Stocks of value companies have been shown to outperform those of growth companies over time but in order for an investor to capture this value premium they need to have patience and a consistent allocation to a diversified portfolio of value companies. For example, over the past 3, 5 and 10 years ending February 2016, growth stocks (as measured by the Russell 1000 Growth Index) have outperformed value stocks (as measured by the Russell 1000 Value Index) on an annualized basis. This data would lead most investors to question whether or not there is a value premium and, more importantly, if a value premium does exist, whether or not it is worth trying to capture.
While we cannot predict the future, it can be instructive to look at previous periods to gain some insight into how the value premium works. It is important to remember that just because value outperforms growth over time does not necessarily mean value will outperform growth over every conceivable time period. For example, the technology boom of the late 1990s was another period when growth stocks greatly outperformed value stocks. By the end of 1998, an investor in value stocks would have lagged an investor in growth stocks over 3, 5 and 10 year periods (similar to the current trend). This trend continued throughout 1999 and into the beginning of 2000. At this point, it was understandable that some investors and their advisors bailed out of value stocks due to an underperformance versus growth stocks of almost 5.00% per year over the previous decade.
However, once the market had broken the will of numerous value investors, it corrected itself with shocking speed. By February 2001, value stocks had outperformed growth stocks over 3, 5 and 10 years. More importantly for long-term investors, value had also outperformed growth over the previous 20 years ending February 2001 by roughly 1.60% per year, even though growth had greatly outpaced value through the latter part of the 1990s. Similarly, even though the past decade has been a better time to be invested in growth stocks (as compared to value stocks), the longer term picture still favors value, with value outperforming growth by approximately 1.02% per year over the past 20 years. While no one can accurately predict the future, we believe that history has an important lesson to teach investors about discipline when investing based on risk factors. For the investor who

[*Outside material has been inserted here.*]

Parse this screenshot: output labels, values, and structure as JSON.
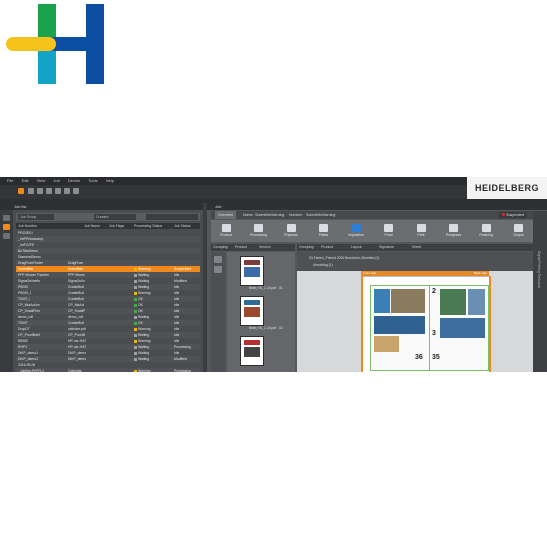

outlines their risk tolerance and builds a strategy based on risk factors, appropriate rewards can be harvested if that investor is willing to stick to their investment plan over different market regimes.